Copy out each line of the data that contains "solution".

··· Supplied data ···

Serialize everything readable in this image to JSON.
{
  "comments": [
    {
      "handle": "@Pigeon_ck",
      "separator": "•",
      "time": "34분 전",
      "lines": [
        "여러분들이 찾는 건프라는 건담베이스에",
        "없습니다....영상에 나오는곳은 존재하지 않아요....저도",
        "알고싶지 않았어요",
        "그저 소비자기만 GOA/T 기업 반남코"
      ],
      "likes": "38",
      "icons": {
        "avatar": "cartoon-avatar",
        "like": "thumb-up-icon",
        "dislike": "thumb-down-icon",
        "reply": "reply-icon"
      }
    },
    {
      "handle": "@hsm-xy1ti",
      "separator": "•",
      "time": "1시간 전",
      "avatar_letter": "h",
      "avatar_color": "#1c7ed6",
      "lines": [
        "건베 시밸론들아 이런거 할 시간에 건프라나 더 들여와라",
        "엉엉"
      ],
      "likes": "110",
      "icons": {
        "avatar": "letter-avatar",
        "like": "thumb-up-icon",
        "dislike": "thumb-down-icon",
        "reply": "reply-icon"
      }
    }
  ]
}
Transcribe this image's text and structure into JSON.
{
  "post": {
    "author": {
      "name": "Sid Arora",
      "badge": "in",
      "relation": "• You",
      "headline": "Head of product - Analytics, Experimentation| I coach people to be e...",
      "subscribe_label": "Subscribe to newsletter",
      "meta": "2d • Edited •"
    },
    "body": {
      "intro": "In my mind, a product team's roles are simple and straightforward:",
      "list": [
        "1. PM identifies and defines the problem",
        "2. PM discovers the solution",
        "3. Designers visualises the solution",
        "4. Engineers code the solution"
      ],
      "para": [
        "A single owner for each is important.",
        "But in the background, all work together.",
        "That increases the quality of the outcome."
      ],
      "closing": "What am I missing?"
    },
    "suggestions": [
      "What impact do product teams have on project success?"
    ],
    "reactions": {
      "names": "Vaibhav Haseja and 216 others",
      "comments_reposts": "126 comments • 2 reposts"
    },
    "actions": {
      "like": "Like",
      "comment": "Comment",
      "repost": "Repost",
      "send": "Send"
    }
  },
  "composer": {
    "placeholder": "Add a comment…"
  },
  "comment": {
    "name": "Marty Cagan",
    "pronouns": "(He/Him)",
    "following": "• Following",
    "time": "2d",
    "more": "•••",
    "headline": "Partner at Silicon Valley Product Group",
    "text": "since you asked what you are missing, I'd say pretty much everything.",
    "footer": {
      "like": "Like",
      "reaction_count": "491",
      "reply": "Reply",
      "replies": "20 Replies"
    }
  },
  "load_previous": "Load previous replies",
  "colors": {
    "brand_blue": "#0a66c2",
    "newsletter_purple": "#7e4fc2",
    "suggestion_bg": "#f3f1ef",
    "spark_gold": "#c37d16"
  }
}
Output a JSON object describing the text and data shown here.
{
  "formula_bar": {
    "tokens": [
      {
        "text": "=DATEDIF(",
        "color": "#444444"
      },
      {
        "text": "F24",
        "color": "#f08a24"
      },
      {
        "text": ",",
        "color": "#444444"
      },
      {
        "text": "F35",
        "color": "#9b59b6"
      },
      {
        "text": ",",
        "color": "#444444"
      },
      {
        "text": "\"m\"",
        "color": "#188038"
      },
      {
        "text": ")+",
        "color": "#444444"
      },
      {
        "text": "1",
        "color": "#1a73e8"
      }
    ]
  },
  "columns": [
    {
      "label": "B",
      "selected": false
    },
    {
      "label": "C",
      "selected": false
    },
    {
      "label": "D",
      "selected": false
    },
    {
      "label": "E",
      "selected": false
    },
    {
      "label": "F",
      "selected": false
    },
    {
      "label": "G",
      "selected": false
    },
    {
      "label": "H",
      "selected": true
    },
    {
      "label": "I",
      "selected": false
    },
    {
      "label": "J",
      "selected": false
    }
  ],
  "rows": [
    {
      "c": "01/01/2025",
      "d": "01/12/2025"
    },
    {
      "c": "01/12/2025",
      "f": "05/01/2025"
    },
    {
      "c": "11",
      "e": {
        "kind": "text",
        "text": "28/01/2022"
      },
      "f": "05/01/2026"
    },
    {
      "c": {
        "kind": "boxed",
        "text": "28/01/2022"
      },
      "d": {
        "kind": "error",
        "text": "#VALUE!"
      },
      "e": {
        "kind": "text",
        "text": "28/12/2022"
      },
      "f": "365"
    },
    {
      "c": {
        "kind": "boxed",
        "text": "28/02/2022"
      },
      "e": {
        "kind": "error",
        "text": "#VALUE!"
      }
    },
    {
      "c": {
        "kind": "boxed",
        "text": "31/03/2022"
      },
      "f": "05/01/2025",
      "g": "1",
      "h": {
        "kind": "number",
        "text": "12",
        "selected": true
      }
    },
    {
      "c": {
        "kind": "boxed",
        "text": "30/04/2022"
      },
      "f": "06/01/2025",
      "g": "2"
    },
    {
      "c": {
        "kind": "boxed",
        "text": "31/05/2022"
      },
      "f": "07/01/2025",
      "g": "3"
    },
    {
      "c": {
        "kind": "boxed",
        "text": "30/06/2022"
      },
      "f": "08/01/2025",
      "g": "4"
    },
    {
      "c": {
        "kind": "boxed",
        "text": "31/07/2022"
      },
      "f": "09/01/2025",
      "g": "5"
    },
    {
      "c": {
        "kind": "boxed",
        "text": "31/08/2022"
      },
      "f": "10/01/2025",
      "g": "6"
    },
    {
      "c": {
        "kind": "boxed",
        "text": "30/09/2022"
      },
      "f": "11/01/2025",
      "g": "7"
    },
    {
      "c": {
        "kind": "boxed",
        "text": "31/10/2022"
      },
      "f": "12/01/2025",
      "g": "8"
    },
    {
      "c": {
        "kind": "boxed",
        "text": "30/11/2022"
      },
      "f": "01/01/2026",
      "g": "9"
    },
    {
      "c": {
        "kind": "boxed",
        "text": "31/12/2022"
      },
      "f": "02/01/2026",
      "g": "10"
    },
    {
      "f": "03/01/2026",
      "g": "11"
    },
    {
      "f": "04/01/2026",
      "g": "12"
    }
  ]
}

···

### Response to the task
        "2. PM discovers the solution",
        "3. Designers visualises the solution",
        "4. Engineers code the solution"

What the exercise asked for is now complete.